(Source material)
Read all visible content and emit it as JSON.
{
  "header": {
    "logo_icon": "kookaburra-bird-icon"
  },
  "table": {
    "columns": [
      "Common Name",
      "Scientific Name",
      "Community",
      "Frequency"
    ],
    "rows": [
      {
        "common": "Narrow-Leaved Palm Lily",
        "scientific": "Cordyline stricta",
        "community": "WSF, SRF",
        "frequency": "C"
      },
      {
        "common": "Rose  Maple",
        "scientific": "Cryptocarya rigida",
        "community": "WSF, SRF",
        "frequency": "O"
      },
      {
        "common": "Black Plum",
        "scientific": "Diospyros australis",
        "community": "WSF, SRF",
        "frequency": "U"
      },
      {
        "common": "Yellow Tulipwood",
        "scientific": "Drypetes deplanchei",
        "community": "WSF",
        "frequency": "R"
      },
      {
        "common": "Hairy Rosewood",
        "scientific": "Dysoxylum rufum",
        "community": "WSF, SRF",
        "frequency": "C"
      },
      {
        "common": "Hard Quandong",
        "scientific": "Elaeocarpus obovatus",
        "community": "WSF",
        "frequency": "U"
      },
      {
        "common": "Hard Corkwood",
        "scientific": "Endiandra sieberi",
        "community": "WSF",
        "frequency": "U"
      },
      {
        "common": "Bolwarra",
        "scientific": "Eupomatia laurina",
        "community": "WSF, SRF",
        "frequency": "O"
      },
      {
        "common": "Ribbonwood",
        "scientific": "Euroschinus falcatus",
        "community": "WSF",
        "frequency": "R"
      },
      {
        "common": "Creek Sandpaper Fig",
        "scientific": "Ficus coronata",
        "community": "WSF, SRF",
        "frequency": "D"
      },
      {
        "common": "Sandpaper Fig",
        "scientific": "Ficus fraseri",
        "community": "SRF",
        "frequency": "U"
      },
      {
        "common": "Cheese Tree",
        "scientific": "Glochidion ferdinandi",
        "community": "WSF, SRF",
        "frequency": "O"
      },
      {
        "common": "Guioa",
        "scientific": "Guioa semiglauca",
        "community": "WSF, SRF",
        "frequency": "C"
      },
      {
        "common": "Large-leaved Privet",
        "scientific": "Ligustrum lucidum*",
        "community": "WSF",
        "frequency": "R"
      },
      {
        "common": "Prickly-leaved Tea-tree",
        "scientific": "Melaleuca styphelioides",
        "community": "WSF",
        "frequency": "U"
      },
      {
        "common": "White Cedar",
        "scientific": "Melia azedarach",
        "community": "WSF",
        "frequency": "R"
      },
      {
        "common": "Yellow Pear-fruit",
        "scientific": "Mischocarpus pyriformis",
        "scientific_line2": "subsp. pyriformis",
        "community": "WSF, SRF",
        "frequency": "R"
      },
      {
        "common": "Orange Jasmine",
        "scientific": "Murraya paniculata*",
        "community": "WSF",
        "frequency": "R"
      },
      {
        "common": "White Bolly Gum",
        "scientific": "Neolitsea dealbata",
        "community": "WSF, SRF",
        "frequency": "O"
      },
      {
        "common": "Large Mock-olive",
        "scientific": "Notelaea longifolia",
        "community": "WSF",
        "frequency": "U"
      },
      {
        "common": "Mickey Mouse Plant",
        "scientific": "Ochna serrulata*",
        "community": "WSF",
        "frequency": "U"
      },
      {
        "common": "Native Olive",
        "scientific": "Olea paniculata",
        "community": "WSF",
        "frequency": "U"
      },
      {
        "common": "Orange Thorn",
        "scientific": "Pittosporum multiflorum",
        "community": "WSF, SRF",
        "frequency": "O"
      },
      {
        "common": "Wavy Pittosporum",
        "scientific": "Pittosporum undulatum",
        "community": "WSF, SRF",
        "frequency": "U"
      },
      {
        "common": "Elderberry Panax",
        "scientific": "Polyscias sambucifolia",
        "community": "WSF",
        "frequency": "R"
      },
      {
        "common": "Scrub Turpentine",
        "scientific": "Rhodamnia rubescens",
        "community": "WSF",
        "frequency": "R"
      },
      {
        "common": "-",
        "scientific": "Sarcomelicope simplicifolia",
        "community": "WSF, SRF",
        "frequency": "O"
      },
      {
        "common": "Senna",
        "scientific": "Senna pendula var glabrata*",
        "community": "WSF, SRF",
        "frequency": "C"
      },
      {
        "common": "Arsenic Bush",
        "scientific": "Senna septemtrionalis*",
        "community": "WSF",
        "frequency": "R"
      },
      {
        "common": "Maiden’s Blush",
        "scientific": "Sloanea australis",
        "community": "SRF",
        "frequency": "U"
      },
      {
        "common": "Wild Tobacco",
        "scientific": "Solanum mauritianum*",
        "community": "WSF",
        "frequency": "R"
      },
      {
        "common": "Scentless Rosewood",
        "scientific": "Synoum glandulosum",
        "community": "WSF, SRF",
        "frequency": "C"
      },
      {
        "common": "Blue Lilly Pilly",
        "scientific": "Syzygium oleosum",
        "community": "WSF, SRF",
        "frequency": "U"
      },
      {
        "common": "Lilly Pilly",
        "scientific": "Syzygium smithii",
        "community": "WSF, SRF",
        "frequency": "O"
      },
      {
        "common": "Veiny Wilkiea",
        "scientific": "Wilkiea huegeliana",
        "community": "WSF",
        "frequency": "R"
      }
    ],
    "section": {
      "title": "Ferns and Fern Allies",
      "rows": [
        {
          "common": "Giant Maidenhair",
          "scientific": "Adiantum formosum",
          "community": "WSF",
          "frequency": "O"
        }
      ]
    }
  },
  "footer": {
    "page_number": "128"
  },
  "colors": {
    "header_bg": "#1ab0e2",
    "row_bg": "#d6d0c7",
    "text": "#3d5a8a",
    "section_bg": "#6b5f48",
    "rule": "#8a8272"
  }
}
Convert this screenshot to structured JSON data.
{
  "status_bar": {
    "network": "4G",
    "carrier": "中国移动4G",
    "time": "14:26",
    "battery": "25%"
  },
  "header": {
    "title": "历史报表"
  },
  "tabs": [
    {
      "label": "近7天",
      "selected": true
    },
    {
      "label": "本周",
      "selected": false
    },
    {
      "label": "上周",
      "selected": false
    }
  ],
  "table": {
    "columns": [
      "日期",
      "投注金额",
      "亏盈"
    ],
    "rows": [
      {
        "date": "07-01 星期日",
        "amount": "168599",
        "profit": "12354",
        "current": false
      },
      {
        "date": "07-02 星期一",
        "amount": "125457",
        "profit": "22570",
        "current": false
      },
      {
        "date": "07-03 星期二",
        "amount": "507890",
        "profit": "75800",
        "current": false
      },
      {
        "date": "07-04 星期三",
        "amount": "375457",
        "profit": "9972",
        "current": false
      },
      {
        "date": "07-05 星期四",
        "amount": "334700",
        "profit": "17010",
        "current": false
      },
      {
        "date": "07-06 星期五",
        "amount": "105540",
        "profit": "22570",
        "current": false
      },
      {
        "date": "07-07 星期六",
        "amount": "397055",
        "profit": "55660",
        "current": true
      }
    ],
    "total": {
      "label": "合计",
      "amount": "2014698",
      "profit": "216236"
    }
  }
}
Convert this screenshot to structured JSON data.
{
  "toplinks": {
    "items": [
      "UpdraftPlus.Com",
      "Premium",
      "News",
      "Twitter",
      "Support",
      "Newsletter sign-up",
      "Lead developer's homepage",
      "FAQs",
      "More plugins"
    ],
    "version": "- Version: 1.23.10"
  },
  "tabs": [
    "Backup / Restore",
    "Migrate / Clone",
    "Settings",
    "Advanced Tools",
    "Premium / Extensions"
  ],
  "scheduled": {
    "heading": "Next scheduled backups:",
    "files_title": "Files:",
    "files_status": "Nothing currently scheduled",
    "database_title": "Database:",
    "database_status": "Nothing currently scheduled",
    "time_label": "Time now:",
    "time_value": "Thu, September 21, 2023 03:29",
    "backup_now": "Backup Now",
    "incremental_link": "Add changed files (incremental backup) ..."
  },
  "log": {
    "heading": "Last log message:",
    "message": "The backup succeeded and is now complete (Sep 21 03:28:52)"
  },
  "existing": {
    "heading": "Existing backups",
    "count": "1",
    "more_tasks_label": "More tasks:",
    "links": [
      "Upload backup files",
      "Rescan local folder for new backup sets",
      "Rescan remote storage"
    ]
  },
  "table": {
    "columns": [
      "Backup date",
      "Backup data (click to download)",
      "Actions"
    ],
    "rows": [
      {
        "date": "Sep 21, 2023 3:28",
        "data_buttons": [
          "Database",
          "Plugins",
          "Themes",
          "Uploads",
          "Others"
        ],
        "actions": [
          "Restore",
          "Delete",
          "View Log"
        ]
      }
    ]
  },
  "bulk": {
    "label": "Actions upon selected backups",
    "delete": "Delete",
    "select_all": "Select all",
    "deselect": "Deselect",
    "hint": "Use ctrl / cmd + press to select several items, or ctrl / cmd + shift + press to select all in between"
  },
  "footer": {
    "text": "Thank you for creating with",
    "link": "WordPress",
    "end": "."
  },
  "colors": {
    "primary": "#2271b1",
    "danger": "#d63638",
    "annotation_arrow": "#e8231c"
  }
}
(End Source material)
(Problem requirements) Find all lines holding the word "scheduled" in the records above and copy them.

(Written solution)
  "scheduled": {
    "heading": "Next scheduled backups:",
    "files_status": "Nothing currently scheduled",
    "database_status": "Nothing currently scheduled",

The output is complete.